**WORK REQUIRED:**
Look through the entries below and say how many lines contain the string "true". Give the number only.

**STORED DATA:**

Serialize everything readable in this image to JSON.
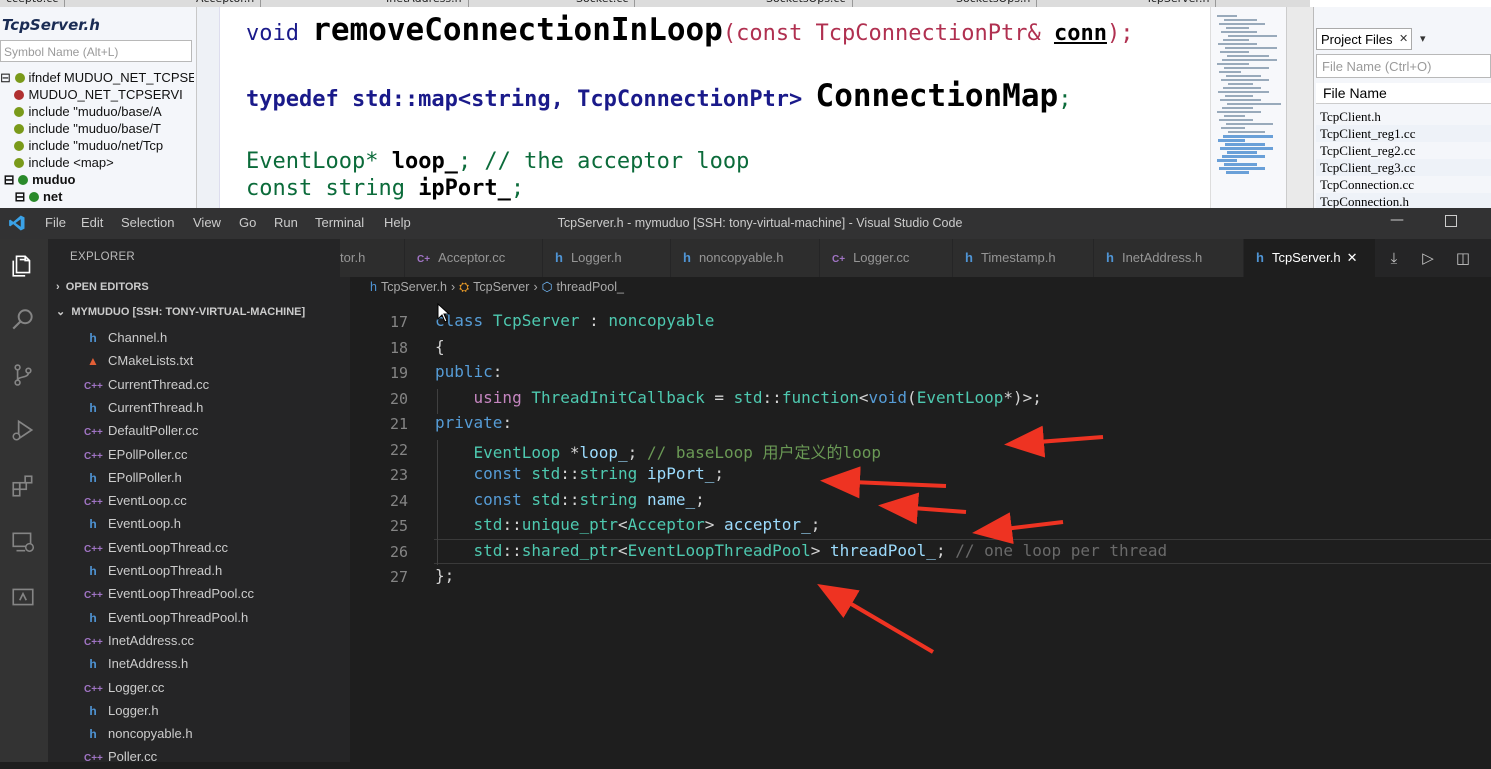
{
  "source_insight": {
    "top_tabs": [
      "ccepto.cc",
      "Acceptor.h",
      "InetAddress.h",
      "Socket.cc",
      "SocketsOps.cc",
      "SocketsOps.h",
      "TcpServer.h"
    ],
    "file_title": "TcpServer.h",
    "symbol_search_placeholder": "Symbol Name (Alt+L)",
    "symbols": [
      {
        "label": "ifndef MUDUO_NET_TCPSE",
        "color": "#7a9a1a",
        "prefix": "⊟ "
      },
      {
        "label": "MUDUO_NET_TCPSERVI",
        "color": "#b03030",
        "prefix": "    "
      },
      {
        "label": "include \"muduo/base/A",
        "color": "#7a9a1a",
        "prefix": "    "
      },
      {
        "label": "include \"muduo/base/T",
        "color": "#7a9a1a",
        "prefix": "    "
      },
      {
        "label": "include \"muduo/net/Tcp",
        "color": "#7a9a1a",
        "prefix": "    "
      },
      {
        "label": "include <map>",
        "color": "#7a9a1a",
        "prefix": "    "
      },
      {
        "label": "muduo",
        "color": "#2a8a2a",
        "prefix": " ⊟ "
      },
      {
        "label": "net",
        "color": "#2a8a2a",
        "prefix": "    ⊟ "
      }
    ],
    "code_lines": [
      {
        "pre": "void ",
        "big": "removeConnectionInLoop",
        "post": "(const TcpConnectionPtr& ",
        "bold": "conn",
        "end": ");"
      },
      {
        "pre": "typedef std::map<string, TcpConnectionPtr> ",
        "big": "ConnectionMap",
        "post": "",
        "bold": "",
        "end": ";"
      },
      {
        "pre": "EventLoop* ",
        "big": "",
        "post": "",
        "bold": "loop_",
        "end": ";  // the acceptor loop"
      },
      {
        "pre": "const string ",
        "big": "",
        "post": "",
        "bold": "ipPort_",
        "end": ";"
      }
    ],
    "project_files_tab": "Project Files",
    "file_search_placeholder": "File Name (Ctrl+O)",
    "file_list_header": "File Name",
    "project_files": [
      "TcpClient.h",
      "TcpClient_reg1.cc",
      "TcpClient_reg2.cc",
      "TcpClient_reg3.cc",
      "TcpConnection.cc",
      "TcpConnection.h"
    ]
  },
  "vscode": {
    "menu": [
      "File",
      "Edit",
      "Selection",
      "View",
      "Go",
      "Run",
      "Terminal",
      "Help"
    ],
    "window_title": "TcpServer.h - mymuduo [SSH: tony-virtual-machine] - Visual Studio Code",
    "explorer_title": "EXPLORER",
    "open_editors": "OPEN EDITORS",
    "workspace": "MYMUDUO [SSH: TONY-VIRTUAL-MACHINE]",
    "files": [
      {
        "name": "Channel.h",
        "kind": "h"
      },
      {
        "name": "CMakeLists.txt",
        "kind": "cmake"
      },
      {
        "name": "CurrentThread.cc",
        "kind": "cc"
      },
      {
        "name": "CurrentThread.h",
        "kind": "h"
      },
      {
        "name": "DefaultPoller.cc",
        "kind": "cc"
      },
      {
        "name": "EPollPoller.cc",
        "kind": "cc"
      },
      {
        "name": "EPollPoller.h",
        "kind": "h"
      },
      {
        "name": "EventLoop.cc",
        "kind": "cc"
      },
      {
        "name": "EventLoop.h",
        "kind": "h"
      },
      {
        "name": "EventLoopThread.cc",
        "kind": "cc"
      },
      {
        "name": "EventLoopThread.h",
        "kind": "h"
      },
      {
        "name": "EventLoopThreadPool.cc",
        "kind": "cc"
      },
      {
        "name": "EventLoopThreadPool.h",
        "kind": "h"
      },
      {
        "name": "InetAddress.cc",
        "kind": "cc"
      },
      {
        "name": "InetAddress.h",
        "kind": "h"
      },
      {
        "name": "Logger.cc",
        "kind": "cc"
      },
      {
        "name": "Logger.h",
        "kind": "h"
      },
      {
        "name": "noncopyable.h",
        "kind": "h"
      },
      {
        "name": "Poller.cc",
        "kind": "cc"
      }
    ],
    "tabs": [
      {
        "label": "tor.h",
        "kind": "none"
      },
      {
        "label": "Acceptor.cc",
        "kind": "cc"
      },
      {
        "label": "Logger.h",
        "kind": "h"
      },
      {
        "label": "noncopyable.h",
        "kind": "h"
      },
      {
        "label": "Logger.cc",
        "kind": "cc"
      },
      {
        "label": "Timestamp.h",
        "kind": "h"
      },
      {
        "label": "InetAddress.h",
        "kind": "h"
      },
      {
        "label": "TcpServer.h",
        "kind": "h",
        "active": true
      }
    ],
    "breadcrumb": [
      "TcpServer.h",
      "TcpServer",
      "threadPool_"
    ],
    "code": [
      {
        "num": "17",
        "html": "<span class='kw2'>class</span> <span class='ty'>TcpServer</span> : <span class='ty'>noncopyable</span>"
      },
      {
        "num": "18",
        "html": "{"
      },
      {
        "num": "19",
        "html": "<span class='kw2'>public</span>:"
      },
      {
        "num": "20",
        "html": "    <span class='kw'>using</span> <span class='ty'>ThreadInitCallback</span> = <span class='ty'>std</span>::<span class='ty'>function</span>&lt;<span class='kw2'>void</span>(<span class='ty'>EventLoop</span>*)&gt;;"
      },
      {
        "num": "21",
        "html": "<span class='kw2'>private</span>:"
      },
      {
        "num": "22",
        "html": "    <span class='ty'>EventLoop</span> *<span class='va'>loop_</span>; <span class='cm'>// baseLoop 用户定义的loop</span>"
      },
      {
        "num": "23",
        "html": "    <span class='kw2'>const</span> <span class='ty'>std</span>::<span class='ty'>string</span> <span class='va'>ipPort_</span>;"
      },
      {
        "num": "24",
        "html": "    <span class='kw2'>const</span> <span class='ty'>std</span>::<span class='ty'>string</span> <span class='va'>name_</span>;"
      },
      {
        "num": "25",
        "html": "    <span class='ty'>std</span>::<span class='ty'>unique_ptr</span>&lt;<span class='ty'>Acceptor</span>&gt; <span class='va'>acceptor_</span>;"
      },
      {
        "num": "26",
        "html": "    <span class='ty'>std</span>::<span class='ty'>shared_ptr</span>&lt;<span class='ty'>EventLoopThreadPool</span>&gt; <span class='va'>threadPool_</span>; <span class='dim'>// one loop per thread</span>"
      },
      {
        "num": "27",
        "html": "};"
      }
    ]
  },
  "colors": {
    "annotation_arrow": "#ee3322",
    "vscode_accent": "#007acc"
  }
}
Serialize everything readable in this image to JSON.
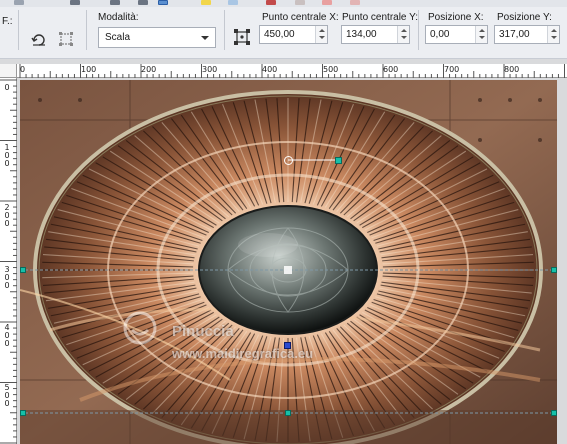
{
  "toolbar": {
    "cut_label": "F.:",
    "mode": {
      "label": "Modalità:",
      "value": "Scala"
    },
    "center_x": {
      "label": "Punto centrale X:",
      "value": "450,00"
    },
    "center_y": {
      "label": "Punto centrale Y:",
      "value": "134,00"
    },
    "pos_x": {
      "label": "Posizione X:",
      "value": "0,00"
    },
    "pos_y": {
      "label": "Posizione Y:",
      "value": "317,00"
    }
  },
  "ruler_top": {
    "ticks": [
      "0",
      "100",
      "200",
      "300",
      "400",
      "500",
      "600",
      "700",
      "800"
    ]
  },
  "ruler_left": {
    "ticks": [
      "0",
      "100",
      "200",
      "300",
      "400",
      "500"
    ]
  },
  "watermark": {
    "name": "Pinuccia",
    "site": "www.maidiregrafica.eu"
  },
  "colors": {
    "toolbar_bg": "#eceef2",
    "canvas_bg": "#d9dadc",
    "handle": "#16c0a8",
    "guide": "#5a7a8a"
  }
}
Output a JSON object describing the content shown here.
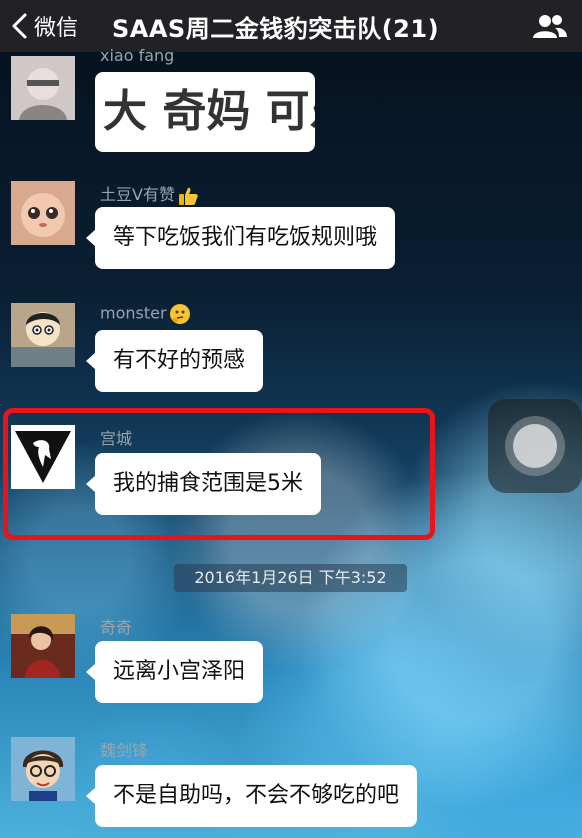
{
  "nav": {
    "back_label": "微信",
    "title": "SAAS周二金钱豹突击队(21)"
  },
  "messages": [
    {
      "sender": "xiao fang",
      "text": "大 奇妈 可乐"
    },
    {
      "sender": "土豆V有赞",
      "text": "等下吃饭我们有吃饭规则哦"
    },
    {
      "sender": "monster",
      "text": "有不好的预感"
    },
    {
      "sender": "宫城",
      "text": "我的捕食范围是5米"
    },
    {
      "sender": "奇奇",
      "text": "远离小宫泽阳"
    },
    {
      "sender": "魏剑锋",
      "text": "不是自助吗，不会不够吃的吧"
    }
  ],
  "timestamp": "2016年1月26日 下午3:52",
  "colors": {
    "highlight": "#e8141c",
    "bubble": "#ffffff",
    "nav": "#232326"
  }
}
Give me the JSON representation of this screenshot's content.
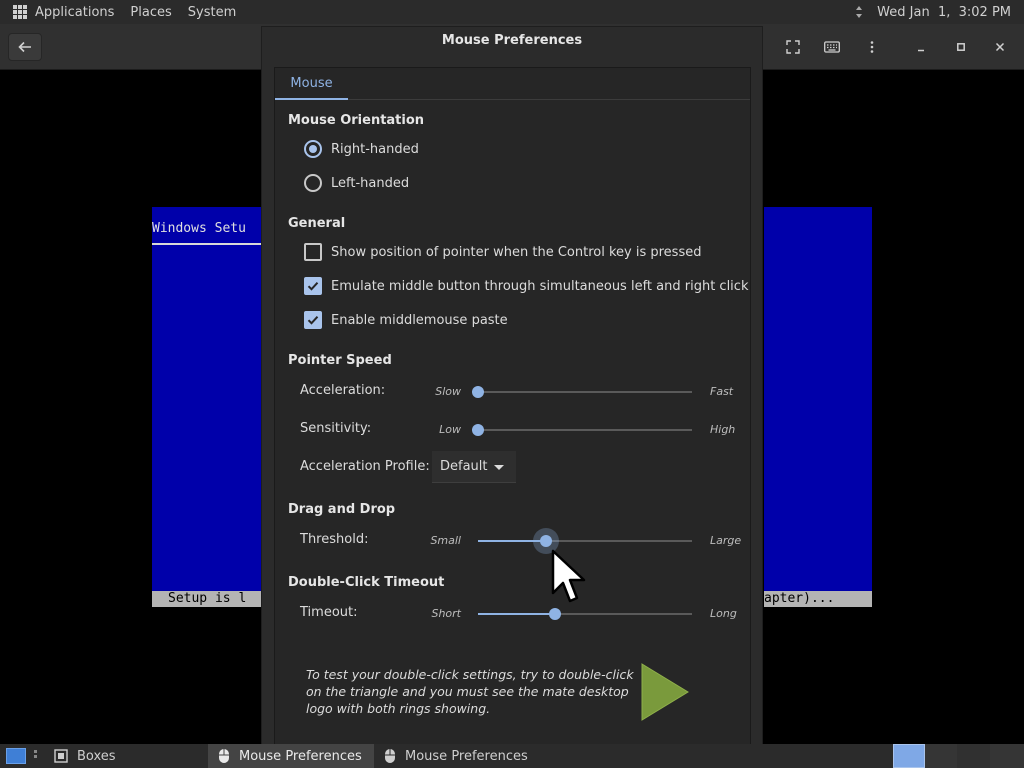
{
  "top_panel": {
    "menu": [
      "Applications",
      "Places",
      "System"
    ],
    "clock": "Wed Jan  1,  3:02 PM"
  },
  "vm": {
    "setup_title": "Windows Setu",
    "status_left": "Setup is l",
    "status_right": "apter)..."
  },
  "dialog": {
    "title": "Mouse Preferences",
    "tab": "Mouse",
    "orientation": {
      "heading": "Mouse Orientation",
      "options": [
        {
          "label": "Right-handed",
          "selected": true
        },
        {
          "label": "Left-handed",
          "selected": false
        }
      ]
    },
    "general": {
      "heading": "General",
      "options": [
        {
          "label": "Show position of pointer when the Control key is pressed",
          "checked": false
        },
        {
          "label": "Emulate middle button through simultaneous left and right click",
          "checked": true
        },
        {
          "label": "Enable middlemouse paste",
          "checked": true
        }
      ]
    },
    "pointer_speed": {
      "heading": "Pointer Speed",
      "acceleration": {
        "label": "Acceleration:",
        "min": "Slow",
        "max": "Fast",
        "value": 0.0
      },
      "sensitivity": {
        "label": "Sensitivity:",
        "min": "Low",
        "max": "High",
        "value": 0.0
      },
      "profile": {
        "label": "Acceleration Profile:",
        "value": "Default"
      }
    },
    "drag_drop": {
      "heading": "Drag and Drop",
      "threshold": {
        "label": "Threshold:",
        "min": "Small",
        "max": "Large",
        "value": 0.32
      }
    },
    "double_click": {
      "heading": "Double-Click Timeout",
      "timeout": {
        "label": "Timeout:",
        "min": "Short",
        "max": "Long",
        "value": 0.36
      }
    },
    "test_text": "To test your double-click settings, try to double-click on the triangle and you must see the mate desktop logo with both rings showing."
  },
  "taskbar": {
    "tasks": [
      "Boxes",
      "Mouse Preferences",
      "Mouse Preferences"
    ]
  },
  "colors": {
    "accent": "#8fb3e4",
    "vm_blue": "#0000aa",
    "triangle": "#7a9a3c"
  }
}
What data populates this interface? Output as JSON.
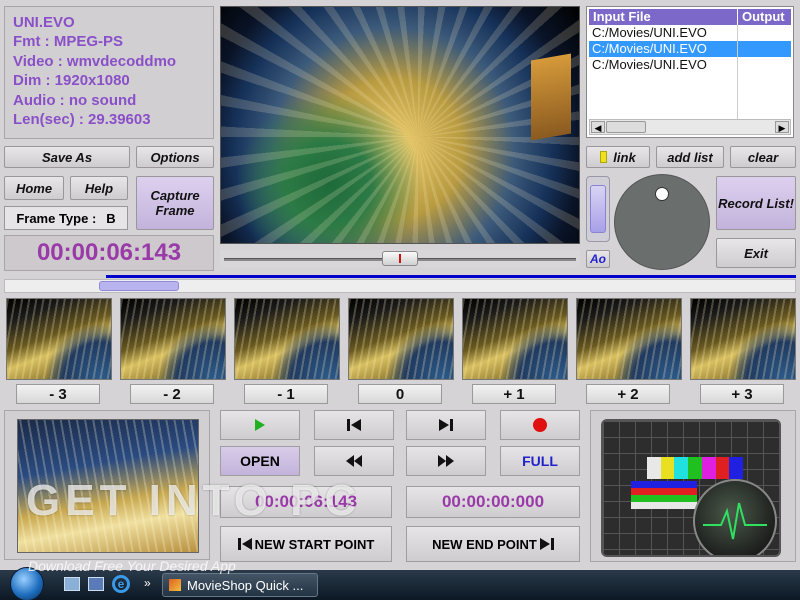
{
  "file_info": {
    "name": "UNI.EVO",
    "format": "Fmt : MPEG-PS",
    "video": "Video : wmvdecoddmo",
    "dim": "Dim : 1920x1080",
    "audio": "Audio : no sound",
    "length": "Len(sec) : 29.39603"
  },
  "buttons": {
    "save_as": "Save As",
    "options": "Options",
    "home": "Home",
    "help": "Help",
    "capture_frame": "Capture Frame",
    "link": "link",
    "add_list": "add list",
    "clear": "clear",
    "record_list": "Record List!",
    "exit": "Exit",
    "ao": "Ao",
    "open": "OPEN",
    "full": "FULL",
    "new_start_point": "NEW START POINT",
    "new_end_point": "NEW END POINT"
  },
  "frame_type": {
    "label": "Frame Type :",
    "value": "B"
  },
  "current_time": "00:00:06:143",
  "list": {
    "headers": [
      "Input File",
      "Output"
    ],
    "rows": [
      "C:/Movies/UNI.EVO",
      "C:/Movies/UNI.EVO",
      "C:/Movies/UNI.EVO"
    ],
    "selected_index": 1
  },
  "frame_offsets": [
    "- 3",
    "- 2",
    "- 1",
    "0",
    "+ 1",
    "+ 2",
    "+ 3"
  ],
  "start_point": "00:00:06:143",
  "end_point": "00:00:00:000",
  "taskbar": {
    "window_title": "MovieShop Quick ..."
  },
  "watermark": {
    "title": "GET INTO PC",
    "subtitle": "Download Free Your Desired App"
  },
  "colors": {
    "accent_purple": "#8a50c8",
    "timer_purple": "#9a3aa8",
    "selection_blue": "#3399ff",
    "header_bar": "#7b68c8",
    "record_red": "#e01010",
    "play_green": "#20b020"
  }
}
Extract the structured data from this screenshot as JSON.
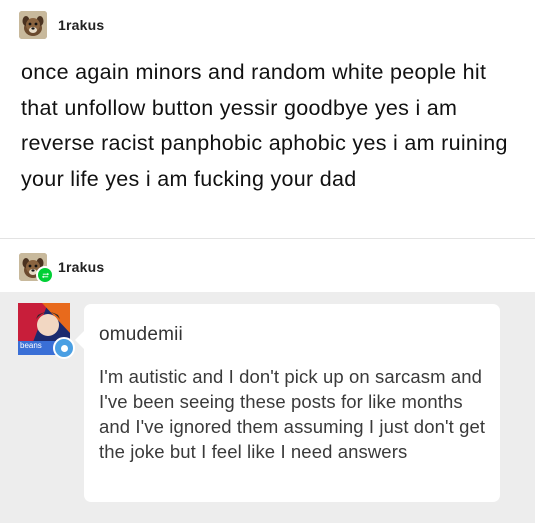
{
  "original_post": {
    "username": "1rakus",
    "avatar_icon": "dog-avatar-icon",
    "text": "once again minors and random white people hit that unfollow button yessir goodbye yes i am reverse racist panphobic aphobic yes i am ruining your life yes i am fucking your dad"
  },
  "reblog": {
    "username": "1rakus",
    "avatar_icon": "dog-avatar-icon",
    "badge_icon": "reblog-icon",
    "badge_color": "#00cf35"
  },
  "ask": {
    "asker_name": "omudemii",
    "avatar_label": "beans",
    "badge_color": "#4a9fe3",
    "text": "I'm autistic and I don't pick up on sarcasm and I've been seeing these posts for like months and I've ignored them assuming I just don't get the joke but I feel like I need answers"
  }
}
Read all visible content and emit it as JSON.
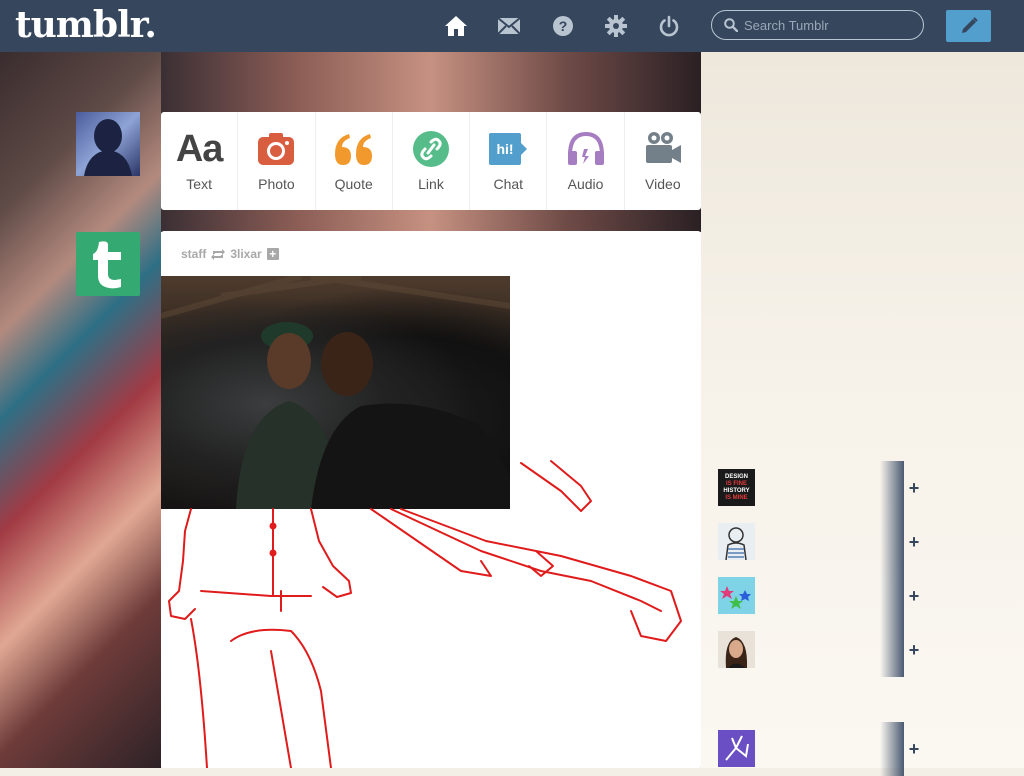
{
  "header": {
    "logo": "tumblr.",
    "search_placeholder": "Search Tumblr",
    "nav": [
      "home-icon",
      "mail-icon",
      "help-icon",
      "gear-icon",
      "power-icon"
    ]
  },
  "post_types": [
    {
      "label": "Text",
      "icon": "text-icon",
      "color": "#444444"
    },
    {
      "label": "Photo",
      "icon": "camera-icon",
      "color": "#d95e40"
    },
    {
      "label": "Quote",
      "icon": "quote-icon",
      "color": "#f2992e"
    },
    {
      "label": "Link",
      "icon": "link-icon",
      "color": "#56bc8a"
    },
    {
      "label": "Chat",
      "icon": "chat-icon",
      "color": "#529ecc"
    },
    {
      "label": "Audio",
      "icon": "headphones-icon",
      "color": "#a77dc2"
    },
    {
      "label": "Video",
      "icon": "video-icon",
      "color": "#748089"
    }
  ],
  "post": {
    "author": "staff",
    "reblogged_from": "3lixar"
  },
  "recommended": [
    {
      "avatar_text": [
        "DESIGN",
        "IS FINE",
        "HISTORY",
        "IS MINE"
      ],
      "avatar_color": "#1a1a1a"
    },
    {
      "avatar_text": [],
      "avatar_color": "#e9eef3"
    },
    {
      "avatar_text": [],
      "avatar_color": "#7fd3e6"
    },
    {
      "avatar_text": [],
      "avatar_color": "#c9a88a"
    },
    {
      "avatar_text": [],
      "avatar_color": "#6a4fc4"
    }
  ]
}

**REPLY:**
4